So the government always finds a way to get the result they want.
The people allowed it to come to this.
"Handsome Jack" <***@nowhere.com> wrote in message news:***@none.demon.co.uk...
: JNugent <***@fastmail.fm> posted
: >On 10/07/2018 13:55, Handsome Jack wrote:
: >> What offence has been committed here?
: >> https://www.bbc.co.uk/news/uk-england-south-yorkshire-44771402
: >> "Sheffield tree protester guilty of obstructing PC
: >> 9 July 2018
: >> An anti-tree felling campaigner has been convicted of obstructing
: >> for failing to give his name and address when he was being arrested.
: >> Robert Pearson was asked for details after being held over an alleged
: >> public order offence in Sheffield.
: >> He said he was "confused" about his rights but ultimately gave his
: >> details. But, city magistrates ruled this was not a "reasonable
: >> Pearson, aged 48, of Sheffield, was given a 12 month conditional
: >> discharge."
: >> Is there case law stating that refusing to give your name and address
: >> the police when being arrested is a criminal offence? There is
: >> case law stating that it isn't (Rice v Connolly).
: >> I suppose it is just a magistrates court, so their knowledge of the law
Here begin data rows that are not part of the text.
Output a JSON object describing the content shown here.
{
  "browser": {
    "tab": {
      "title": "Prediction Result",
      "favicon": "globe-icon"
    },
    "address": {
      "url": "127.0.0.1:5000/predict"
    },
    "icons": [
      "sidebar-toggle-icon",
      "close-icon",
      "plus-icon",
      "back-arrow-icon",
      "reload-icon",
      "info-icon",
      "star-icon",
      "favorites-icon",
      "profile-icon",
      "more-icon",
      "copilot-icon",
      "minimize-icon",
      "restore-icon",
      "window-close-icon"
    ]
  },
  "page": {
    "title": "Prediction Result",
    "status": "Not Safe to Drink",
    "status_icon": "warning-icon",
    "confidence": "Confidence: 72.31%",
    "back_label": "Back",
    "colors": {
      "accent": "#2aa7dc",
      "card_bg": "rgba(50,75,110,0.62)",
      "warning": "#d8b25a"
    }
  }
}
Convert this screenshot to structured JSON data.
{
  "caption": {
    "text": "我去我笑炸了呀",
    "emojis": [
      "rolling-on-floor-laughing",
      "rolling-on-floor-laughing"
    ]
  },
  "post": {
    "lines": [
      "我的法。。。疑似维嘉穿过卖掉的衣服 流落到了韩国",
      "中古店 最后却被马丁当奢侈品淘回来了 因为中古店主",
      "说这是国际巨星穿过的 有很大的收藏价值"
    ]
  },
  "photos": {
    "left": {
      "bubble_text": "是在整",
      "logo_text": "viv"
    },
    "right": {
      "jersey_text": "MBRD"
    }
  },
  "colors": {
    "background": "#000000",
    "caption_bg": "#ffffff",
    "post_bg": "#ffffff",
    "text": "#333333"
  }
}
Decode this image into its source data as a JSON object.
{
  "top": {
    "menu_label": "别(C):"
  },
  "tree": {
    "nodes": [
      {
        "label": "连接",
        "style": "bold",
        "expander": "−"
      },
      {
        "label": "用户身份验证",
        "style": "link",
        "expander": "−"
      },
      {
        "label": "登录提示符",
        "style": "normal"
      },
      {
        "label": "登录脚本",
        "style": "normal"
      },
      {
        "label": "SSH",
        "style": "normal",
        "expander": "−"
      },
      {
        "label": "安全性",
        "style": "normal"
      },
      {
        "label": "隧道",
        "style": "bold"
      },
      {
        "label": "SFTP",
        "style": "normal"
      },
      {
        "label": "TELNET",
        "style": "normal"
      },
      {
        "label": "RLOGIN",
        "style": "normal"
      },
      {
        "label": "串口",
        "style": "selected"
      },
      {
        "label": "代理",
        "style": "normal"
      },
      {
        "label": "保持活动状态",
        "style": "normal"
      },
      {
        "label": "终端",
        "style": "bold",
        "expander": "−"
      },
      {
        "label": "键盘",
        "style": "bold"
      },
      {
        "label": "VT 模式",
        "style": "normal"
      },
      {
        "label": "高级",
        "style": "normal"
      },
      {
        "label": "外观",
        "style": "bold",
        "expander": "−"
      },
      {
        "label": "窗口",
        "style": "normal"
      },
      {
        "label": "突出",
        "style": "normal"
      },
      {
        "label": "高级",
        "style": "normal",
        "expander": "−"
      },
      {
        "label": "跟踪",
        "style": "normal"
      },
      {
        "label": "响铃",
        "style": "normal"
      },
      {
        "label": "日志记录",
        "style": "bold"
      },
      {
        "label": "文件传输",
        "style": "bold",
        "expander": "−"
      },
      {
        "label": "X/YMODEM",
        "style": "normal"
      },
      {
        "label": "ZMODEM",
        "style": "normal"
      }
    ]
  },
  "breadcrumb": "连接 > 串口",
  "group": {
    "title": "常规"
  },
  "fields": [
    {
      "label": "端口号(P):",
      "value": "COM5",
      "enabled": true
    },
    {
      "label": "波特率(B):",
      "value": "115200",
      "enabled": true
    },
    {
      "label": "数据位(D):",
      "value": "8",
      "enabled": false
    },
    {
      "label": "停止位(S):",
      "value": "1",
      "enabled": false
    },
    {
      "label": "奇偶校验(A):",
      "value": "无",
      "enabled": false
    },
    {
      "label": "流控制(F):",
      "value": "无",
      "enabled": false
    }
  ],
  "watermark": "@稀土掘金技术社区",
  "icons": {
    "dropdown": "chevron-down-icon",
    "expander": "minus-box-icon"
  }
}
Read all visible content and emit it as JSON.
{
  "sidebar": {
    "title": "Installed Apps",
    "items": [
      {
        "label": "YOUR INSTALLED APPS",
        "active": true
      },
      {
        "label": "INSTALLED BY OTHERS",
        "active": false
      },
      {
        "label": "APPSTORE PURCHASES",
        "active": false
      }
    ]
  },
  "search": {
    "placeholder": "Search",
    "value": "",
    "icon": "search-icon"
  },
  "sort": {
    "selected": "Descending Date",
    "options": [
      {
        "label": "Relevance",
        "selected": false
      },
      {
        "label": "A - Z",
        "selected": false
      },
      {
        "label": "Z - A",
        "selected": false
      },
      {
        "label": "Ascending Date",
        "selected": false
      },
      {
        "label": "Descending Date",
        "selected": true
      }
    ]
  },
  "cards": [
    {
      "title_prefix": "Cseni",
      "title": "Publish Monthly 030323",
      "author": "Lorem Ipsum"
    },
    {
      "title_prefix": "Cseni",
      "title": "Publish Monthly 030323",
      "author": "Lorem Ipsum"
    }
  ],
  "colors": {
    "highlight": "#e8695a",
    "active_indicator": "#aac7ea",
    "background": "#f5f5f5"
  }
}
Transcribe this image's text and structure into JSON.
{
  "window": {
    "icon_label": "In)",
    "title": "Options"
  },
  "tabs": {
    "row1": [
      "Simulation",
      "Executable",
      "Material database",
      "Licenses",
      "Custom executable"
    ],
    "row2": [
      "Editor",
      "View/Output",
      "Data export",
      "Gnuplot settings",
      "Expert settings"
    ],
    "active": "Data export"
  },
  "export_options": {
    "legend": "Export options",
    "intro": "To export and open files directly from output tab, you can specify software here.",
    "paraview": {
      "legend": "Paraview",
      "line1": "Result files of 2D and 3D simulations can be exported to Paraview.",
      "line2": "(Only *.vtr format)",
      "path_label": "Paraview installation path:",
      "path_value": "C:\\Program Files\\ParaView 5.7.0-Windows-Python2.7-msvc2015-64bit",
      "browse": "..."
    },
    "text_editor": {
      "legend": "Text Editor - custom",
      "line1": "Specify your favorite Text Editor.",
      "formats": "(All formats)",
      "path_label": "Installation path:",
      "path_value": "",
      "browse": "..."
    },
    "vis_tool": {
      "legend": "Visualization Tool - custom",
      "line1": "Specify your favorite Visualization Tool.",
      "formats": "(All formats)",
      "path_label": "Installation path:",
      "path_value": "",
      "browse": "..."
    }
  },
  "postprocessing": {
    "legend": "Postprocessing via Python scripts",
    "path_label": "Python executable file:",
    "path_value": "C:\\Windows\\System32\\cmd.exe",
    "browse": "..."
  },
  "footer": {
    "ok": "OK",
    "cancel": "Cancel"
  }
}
: >> may be sketchy. Or perhaps this is the first case ever brought under
: >> Police Reform Act 2002, which gives the police the power to ask for
: >> name and address if they reasonably believe you to be engaged in
: >> anti-social behaviour, and makes it an offence to decline.
: >Why would case-law be important if the provision is made by statute?
: Partly because (according to the BBC) the charges were not brought under
: this statute, but for obstructing the police. And the Rice v Connolly
: judgement states unambiguously that refusal to give your name and
: address cannot amount to obstructing the police in the course of their
: As Jethro says, it may be that the reporting is wrong and the charges
: really were brought under s.50 PRA. If so, it may have an interesting
: sequel, as many people argue that that offence is not compatible with
: privacy rights under ECHR Article 8.
: And, of course, the defendant was acquitted of the alleged act of
: anti-social behaviour, so was it really reasonable to convict on the
: s.50 charge? It sound like "Well if we can't get him for this then we'll
: get him for that", which is hardly the way to run a criminal justice